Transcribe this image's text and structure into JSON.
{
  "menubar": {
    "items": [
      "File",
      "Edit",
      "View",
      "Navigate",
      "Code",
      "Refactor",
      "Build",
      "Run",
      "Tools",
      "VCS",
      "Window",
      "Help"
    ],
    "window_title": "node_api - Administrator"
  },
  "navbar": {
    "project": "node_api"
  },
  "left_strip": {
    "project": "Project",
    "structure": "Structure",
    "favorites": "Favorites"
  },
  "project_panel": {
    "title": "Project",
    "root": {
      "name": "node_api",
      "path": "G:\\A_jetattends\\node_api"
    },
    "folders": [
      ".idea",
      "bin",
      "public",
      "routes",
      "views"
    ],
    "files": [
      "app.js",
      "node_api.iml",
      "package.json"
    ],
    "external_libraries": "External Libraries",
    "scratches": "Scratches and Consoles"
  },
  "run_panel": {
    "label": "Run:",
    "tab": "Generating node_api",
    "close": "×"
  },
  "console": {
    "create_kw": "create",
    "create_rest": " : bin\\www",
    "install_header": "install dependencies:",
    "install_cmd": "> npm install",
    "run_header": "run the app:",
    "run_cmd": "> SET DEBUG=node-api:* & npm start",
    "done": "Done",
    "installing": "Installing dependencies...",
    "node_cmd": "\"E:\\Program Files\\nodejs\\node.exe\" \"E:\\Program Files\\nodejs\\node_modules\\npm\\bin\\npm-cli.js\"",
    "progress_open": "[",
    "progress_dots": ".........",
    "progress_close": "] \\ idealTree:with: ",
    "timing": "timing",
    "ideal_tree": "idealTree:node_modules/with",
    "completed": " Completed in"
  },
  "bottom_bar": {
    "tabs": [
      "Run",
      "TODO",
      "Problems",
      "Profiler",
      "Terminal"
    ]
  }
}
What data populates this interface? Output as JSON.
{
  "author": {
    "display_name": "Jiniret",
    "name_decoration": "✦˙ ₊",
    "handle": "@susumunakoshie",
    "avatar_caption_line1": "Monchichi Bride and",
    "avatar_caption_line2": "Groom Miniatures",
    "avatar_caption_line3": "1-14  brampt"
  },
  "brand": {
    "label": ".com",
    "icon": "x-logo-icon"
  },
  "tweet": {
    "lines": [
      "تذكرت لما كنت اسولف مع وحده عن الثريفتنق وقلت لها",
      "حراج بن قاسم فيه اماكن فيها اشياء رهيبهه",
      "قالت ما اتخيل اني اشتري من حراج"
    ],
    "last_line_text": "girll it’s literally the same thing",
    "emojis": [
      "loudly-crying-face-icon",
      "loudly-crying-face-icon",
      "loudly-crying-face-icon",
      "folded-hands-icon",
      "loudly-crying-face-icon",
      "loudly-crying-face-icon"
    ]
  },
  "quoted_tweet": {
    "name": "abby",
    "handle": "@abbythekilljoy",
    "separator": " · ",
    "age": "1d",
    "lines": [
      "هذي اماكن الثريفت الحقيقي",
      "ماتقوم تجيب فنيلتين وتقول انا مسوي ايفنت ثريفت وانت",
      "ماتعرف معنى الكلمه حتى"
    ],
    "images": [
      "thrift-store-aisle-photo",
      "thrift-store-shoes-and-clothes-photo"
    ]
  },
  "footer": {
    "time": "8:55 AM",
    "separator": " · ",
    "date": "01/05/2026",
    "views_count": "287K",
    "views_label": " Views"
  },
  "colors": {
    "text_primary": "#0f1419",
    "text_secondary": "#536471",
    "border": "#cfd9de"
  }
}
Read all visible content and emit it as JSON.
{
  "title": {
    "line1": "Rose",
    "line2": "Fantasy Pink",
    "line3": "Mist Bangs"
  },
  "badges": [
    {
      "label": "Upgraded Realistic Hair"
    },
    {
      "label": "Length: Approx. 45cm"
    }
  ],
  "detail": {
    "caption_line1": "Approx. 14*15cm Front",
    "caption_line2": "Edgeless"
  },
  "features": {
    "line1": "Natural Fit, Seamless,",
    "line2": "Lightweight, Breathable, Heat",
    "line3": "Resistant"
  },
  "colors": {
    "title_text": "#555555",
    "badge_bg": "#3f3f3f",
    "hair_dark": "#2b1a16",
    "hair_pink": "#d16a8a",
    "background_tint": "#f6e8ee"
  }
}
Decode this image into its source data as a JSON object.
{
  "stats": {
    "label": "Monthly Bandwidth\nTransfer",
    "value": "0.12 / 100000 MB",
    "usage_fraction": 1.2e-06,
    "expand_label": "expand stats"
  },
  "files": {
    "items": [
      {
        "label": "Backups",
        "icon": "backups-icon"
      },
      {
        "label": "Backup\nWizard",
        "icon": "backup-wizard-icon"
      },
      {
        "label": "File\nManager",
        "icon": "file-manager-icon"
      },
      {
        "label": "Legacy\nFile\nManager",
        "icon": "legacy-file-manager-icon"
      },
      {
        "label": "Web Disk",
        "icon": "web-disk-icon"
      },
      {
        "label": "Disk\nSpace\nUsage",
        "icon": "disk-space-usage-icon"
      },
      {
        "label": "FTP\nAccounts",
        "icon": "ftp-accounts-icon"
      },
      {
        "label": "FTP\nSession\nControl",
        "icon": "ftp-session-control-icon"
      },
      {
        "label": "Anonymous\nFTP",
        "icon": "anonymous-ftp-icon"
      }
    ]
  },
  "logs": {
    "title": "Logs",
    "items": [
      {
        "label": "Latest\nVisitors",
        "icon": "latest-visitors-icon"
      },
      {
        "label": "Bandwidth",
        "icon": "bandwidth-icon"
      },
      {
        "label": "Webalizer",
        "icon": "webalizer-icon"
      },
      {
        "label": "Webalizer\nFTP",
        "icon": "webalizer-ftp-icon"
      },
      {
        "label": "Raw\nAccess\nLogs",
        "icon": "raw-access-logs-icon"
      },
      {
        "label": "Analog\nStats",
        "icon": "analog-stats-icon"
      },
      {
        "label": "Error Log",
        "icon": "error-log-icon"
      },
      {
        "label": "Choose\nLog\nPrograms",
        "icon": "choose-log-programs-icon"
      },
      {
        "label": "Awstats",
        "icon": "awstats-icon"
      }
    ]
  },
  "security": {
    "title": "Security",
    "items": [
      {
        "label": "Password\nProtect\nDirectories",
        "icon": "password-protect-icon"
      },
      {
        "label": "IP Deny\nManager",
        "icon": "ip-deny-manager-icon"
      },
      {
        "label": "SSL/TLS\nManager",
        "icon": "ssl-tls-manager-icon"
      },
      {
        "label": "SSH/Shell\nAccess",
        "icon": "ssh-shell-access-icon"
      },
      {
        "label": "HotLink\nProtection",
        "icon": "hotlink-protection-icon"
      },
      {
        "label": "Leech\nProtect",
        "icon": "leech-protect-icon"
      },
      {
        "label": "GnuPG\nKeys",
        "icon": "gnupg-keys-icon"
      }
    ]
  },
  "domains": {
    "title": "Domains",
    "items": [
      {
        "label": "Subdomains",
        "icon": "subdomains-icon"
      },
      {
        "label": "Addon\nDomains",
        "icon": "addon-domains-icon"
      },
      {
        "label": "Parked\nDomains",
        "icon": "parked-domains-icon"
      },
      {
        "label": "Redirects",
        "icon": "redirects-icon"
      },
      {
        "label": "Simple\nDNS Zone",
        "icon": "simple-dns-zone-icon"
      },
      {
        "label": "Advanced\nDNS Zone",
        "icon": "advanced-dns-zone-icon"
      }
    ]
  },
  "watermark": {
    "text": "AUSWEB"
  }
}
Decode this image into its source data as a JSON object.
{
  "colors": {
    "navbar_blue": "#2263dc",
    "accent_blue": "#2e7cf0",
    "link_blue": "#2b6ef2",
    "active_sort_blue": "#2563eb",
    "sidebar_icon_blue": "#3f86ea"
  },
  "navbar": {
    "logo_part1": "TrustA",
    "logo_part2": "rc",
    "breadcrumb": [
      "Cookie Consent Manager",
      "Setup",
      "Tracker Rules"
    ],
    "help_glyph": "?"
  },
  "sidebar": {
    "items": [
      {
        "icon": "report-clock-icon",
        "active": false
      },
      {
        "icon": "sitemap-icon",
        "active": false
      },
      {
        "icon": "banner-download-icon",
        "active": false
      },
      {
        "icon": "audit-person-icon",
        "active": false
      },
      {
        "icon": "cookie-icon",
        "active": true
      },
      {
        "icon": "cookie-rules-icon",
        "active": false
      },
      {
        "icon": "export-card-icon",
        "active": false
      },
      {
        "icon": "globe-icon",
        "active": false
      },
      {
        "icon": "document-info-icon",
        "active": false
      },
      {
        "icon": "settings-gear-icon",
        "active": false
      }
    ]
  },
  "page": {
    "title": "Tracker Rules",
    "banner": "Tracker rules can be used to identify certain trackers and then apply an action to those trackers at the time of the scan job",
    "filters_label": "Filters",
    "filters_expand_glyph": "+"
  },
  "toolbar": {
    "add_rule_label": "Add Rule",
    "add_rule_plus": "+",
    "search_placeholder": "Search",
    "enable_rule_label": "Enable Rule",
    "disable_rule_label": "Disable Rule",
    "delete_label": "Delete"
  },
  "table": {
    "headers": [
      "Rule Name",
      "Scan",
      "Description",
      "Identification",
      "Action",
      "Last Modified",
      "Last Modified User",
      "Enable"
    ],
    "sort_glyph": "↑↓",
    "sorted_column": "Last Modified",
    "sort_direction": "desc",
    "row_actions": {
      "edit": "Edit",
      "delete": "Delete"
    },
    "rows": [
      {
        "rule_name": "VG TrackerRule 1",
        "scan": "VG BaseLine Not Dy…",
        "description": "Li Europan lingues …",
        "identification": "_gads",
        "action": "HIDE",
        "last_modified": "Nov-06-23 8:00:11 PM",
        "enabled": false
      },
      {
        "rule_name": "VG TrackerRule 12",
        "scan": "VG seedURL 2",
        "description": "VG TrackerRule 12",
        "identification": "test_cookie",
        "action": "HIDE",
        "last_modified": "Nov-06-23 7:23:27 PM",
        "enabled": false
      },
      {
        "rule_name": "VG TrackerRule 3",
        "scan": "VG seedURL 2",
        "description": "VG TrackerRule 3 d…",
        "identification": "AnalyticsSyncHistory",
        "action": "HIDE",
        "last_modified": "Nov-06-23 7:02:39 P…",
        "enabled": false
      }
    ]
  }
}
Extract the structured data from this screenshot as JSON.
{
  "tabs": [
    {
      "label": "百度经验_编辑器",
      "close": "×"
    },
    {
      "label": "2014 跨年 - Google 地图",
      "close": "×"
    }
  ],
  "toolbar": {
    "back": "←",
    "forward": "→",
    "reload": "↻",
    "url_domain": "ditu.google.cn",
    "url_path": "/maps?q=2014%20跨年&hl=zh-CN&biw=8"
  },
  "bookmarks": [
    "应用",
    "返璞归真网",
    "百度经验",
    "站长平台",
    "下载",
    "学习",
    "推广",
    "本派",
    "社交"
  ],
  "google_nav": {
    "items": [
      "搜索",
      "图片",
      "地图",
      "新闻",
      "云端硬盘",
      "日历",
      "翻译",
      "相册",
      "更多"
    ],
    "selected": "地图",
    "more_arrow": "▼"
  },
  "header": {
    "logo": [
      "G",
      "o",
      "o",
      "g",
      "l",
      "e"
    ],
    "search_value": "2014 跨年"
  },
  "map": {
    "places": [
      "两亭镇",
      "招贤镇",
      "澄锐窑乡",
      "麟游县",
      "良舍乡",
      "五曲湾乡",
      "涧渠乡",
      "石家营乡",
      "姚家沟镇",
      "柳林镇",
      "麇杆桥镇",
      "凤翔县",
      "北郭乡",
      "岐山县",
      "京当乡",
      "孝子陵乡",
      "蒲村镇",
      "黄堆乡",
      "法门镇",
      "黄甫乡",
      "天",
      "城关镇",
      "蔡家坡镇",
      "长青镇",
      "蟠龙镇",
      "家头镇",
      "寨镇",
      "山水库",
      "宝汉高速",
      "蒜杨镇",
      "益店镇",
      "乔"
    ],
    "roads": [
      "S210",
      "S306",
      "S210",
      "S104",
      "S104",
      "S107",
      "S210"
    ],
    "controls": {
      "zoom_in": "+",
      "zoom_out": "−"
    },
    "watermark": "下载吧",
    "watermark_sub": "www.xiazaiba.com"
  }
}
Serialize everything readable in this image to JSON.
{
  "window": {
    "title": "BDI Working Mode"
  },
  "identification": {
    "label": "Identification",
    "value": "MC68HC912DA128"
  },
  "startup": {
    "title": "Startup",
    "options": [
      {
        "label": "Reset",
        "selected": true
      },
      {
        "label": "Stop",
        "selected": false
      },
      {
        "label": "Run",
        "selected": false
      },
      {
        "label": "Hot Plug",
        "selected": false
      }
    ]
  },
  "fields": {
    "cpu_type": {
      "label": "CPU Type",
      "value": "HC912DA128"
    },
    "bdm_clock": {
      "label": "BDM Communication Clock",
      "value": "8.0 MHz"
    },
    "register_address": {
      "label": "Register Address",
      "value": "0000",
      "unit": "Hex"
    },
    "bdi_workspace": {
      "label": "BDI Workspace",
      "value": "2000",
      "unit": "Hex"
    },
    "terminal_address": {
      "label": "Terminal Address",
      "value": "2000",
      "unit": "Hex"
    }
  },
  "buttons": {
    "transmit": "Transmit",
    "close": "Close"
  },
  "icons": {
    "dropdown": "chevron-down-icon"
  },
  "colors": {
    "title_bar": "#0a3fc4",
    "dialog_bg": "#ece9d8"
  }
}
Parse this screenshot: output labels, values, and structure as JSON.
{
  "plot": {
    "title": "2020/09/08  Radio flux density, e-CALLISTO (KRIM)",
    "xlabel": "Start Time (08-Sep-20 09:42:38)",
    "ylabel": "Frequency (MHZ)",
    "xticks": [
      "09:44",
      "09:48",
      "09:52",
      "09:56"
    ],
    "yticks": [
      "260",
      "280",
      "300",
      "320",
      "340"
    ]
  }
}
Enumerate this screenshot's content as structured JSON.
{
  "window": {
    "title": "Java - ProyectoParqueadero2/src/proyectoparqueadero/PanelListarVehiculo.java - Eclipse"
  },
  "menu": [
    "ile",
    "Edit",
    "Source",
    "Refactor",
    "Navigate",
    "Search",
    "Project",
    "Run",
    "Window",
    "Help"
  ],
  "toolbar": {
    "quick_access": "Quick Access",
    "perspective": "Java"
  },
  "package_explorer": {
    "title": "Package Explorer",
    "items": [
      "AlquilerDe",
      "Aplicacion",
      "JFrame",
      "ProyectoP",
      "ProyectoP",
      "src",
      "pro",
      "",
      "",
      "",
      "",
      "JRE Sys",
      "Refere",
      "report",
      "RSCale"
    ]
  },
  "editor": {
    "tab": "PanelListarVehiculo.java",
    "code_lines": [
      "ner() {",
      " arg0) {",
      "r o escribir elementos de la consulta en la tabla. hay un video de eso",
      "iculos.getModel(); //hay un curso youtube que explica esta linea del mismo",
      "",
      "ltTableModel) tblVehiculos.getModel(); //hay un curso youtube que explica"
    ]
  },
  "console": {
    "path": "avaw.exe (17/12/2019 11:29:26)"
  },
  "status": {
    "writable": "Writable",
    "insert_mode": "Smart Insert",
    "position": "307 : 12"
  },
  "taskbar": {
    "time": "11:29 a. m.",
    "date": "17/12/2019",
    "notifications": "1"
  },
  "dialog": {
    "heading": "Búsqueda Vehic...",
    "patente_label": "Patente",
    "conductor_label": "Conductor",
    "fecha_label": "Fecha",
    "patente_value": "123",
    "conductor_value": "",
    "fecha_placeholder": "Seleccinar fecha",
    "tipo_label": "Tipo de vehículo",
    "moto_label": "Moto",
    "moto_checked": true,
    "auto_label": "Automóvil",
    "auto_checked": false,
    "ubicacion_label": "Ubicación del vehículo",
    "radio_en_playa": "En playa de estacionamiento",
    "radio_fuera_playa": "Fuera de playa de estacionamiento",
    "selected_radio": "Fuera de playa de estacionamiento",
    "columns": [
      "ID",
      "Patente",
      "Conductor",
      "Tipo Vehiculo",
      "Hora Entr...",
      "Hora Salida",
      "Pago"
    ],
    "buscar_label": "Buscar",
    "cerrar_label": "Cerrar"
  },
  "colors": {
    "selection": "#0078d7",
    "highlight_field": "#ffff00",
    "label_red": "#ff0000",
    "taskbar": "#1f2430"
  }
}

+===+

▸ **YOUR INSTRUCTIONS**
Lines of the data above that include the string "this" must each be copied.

▸ **TASK RESULT**
Transcribe this image's text and structure into JSON.
What data populates this interface? Output as JSON.
Decode this image into its source data as a JSON object.
Decode this image into its source data as a JSON object.
Extract the structured data from this screenshot as JSON.
Serialize everything readable in this image to JSON.
Parse this screenshot: output labels, values, and structure as JSON.
Enumerate this screenshot's content as structured JSON.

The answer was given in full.